The last enemy

“My dwelling, like a shepherd’s tent is struck down and borne away from me; You have folded up my life, like a weaver who cuts off the last thread” (Isaiah 38:11-12). I long dreaded these words, and prayed God to permit the thread to continue spinning.

I grew to love it here and thought the world radiated a stream of things that were bright and beautiful and alive. There was much to enjoy in this world. At many times in my life, I’ve had exhilarating feelings of life. I could be in wonder at the daily miracles of life: the light of a new day, a simple meal, watching the day slowly turn into evening. There was a kind of delight in being a human being.

Time taught me that life was not always benign. As Psalm 116 put it, “They caught me, sorrow and distress.” Trouble can always find us. Life is not always gentle. The world does bad things to us all. I had to wonder, is it the sort of life I would want to go on indefinitely? We are all preys to time, and everybody learns how awful the world can be.

According to St. Augustine, life is both a grace and a crippling burden. Life often ceases to be a joy and becomes an affliction. There are the infirmities, the protracted illnesses, the humiliating failure of the flesh that belong to the long process of aging. Life ceases to be a joy and becomes a burden. The world we once trusted hurts us. We become men and women “of sorrow and acquainted with grief” (Isaiah 53:3). They are part of the package.

As I see it, the elderly generally grow lonely and tired, crushed by the separations and sorrows of life. They can give you a list of all whom they have loved and lost. There is so much loneliness in living, so much unredeemable loss. Many find themselves alone like Elijah under a broom tree saying to God “it is enough” (“sufficit” in Latin), now, O Lord, take my life” (1 Kgs. 19:4). People are haunted periodically by the thought that keeping on is not worth the struggle. Elderly people generally don’t put up much of a fuss about dying, and death usually gentles them out the door.

I sometimes wonder how I will do at dying. I hope to go off quietly—no doctors, no hospitals, no fear, no pain, giving as little trouble as possible—an “easeful death” as Keats called it (Ode to a Nightingale). Here are some comforting expressions about dying by some famous people:

“I thought dying was harder” (Louis XIV).

“It is so simple to die” (Carl Schurz, French dramatist, died 1660).

“Is this dying, is this all? Is this what I feared? Oh, I can bear this, I can bear this” (Cotton Mather, American Puritan preacher, died 1728).

“I’m not afraid to die, honey. In fact, I’m kind of looking forward to it” (Ethel Waters, American blues singer, died 1977).

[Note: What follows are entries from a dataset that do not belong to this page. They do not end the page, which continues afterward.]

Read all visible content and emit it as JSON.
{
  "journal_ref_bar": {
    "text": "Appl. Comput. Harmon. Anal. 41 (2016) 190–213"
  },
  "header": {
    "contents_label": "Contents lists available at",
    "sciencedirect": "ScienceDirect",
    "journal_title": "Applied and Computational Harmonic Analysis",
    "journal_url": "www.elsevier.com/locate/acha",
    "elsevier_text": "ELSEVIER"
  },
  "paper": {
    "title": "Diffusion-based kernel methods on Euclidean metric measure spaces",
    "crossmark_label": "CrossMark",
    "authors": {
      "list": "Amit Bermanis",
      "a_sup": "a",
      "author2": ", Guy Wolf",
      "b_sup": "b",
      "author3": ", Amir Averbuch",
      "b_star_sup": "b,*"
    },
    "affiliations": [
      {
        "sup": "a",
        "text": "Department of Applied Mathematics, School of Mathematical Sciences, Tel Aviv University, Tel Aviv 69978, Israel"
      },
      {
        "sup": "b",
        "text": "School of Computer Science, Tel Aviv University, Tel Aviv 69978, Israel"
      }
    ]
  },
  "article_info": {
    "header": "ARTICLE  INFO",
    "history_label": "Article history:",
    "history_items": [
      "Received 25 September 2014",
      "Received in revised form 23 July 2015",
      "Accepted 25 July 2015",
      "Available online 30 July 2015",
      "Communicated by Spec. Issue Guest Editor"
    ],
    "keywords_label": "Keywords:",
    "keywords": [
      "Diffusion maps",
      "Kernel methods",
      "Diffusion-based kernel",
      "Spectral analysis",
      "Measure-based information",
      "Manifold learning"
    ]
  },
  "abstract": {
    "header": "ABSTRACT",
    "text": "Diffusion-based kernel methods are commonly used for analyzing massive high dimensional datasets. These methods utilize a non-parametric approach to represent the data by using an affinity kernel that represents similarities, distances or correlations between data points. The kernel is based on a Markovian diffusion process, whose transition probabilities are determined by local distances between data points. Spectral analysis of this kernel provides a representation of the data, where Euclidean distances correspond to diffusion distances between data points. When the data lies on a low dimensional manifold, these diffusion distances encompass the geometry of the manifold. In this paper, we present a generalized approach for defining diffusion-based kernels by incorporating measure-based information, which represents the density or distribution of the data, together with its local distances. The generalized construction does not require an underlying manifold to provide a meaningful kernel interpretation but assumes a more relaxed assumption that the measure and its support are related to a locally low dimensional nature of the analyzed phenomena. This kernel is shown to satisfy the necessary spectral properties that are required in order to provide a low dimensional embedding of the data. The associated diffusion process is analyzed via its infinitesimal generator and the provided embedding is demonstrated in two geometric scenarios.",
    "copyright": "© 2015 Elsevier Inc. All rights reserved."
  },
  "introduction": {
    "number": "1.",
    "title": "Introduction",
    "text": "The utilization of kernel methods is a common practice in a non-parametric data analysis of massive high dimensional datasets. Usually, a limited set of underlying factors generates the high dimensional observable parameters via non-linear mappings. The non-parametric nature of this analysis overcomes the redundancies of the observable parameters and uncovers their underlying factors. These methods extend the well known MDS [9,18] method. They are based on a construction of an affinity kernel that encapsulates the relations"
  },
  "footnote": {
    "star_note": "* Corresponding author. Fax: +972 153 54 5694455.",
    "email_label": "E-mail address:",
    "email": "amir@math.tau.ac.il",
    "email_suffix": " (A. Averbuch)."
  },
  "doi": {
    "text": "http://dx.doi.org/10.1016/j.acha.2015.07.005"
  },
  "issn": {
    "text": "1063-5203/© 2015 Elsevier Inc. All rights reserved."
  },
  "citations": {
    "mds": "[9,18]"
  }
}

“My work is done” (John Stuart Mill).

I’m comforted by a common scene depicted in the burial chambers in the catacombs of Callistus, in Rome. Seven youths are pictured gathered around a table, enjoying a convivial meal. The table is laden with two platters of fish. Seven large baskets brimming with loaves of bread stand on the floor beside the table. There is a flask of wine.

Early Christians held meals on the anniversary of a loved one’s death. These banquets were considered illustrating and parallel to the heavenly banquets the deceased person was enjoying in Paradise. The moral is that for all eternity the deceased will rejoice, never to know sorrow again, “and the days of your mourning shall come to an end” (Antiphon, morning prayer, Tuesday, week II of Advent).

I believe in the Resurrection of the dead. The Almighty Creator who called things from nothingness into being can also call humans from death into incorruptible life (Rom.4:17).

I believe death is the doorway to reunion with loved ones. The ties of love and affection which knots us as one throughout our lives do not unravel with death.

I hope to meet with God’s “well done.” And I will experience gratitude for the grandeur and vitality of my human life. I will give God thanks for the road I travelled, thank him for “my story.”

I’ll end with two stories of death-bed experiences in which I was involved. One involved a lady I knew for many years. There was silence for a long time. I held her hand. Eventually she said “I guess I’m going to leave.” I said “I know.” With a slight smile she said “I never died before.” I said, “I know.” In a whisper she said “I think we’ll make it. Tom.” Then she said “I want to pray a bit.” She whispered “My Father, take me home because of Jesus, and Father, take care of this good guy here. He has given me love, and he has been my friend. Amen.”

The second death-bed story involved a man I knew since high school. With his final words he said not “good-bye” but “forgive me.” It was the most profound good-bye I ever heard.